*** Opening of Exercise input ***
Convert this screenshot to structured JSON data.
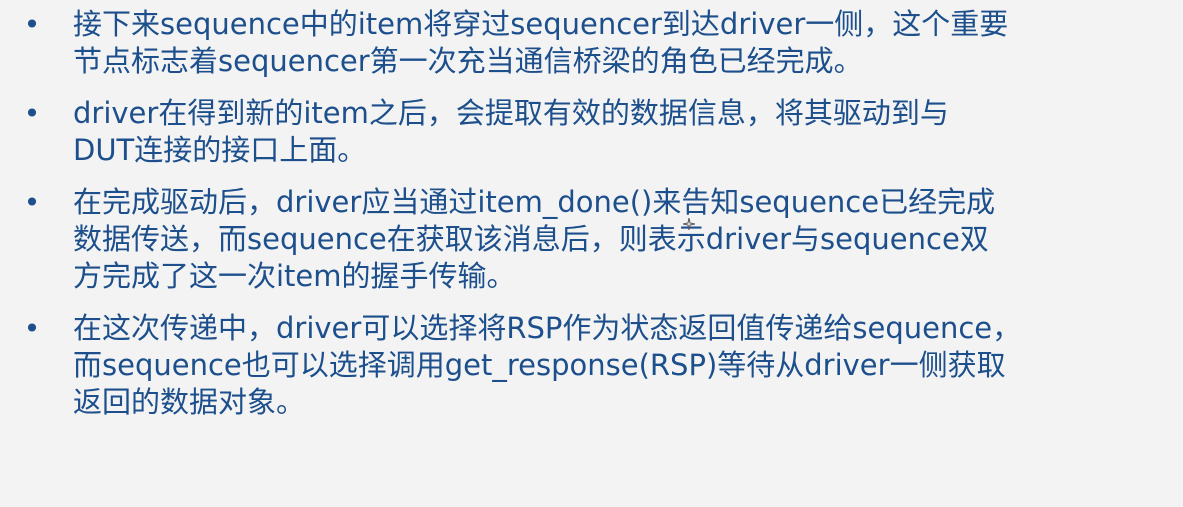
{
  "bullets": [
    {
      "marker": "•",
      "lines": [
        "接下来sequence中的item将穿过sequencer到达driver一侧，这个重要",
        "节点标志着sequencer第一次充当通信桥梁的角色已经完成。"
      ]
    },
    {
      "marker": "•",
      "lines": [
        "driver在得到新的item之后，会提取有效的数据信息，将其驱动到与",
        "DUT连接的接口上面。"
      ]
    },
    {
      "marker": "•",
      "lines": [
        "在完成驱动后，driver应当通过item_done()来告知sequence已经完成",
        "数据传送，而sequence在获取该消息后，则表示driver与sequence双",
        "方完成了这一次item的握手传输。"
      ]
    },
    {
      "marker": "•",
      "lines": [
        "在这次传递中，driver可以选择将RSP作为状态返回值传递给sequence，",
        "而sequence也可以选择调用get_response(RSP)等待从driver一侧获取",
        "返回的数据对象。"
      ]
    }
  ],
  "cursor_icon": "mouse-cursor-icon"
}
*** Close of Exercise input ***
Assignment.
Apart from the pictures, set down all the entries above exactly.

Expected output.
Convert this screenshot to structured JSON data.
{
  "bullets": [
    {
      "marker": "•",
      "lines": [
        "接下来sequence中的item将穿过sequencer到达driver一侧，这个重要",
        "节点标志着sequencer第一次充当通信桥梁的角色已经完成。"
      ]
    },
    {
      "marker": "•",
      "lines": [
        "driver在得到新的item之后，会提取有效的数据信息，将其驱动到与",
        "DUT连接的接口上面。"
      ]
    },
    {
      "marker": "•",
      "lines": [
        "在完成驱动后，driver应当通过item_done()来告知sequence已经完成",
        "数据传送，而sequence在获取该消息后，则表示driver与sequence双",
        "方完成了这一次item的握手传输。"
      ]
    },
    {
      "marker": "•",
      "lines": [
        "在这次传递中，driver可以选择将RSP作为状态返回值传递给sequence，",
        "而sequence也可以选择调用get_response(RSP)等待从driver一侧获取",
        "返回的数据对象。"
      ]
    }
  ],
  "cursor_icon": "mouse-cursor-icon"
}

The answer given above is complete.